the legacy that we are entrusted with,” Elaine concludes.

Money managers for the ultra-wealthy are eschewing traditional private equity funds
and betting directly on upstart companies. According to a new report by Dentons,
63% of family offices use direct investments, and an additional 22% are interested in
doing so. The law firm surveyed 188 family office respondents from 32 countries for the
report.

Direct investing has gained popularity as a way to reduce fees from traditional private
equity funds. That can mean taking a stake in a company directly or participating in
club deals with other family offices.
Edward Marshall, global head of Dentons’s family office and high net-worth sector,
said that such investment firms are especially drawn to opportunities in health care
and disruptive technologies such as artificial intelligence. “Many family offices, when
making these types of investments, are going to be long-term thinkers,” he said in an
interview.

Family offices have boomed worldwide over the past two decades, partly because of
surging fortunes across tech, finance and real estate.
The vehicles, which manage the personal capital of the ultra-rich, are lightly regulated,
nimble and as public or private as the founder wants.
At family offices with direct investments, the average allocation is 37% of private
equity assets under management, according to the report. The average investment is
US$19 million ($25 million).

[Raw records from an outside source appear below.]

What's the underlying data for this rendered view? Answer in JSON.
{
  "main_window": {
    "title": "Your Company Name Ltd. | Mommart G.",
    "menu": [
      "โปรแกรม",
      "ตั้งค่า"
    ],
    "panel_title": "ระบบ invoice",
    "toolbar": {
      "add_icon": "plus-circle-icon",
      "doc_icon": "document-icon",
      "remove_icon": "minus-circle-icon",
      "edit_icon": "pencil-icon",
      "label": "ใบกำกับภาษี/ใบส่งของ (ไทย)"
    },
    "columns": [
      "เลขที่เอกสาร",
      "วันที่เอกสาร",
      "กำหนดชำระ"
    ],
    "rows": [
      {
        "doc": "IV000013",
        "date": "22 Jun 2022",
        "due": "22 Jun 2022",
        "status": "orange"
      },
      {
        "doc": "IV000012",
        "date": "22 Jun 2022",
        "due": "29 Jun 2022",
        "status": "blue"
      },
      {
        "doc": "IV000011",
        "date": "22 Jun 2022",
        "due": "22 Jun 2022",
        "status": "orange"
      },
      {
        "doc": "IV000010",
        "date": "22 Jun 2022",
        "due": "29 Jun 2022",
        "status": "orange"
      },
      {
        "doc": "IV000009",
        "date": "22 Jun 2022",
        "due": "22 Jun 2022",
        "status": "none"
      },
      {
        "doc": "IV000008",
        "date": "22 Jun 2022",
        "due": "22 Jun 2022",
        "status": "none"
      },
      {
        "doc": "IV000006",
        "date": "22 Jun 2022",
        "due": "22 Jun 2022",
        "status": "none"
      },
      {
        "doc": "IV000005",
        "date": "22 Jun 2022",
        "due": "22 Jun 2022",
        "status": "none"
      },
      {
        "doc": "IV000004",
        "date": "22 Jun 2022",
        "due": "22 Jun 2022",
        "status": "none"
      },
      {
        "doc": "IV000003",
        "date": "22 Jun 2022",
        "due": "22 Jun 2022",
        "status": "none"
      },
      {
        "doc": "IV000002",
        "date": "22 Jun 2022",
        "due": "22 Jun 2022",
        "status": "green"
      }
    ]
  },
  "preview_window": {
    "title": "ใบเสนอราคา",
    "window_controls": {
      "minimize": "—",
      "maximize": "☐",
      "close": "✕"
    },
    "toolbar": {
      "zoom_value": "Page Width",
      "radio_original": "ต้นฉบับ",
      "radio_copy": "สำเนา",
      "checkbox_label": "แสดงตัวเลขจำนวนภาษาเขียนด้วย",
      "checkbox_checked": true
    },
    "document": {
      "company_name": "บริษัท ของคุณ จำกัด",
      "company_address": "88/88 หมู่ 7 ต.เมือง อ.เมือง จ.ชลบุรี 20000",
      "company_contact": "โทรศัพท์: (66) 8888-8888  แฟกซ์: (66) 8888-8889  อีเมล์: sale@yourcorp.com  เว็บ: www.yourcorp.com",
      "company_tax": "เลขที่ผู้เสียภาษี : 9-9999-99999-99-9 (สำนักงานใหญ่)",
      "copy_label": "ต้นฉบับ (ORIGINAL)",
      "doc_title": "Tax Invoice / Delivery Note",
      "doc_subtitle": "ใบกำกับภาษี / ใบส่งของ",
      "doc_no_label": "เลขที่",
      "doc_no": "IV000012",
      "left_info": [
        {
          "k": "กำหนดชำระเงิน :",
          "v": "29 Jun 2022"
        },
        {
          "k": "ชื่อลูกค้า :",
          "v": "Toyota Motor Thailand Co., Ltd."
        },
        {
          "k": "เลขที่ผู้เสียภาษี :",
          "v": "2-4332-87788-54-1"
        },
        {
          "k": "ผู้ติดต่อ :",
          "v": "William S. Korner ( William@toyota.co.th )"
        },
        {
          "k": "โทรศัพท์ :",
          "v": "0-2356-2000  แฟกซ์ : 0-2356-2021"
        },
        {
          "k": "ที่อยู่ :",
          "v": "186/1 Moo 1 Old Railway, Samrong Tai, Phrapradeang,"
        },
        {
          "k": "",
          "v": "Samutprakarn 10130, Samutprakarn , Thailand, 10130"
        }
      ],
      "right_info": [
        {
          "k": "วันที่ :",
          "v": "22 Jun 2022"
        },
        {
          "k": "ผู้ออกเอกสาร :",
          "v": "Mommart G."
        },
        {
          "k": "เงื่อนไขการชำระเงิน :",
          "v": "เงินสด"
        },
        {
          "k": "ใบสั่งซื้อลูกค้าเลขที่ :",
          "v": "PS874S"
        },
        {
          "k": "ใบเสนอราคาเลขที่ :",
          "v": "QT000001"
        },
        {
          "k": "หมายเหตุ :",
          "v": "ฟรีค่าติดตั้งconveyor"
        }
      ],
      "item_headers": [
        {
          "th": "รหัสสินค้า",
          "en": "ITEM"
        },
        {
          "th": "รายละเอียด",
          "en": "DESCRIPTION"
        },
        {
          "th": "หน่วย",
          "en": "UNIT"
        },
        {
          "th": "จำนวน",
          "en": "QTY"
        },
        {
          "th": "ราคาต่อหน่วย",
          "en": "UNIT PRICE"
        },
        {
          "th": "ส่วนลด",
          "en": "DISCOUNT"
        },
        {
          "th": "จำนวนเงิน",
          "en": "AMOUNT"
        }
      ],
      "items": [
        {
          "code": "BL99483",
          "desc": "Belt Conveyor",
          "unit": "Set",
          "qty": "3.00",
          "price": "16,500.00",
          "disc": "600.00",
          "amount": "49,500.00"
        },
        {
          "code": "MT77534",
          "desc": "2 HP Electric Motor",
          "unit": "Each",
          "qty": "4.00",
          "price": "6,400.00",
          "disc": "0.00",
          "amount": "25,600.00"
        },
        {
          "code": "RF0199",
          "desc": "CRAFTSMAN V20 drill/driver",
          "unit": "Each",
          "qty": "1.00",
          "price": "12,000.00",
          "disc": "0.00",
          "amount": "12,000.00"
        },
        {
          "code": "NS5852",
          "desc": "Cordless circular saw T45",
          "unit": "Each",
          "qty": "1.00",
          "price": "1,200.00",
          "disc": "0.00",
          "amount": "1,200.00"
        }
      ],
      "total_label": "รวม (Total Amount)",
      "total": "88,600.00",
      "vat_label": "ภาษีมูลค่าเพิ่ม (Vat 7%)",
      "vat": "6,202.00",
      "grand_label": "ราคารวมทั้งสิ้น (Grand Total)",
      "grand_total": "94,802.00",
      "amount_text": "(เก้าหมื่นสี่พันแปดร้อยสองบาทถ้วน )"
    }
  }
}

While direct investing can give family offices greater control and more hands-on
involvement in the company, it also “comes with its own set of issues,” Marshall said.
Those surveyed said they often faced difficulty obtaining high-quality deal flow, for
example, and typically require in-house or external expertise to evaluate companies
from highly specialised areas, like biotechnology. “The bottom line is that direct
investing is hard and very resource-intensive,” he said. — Bloomberg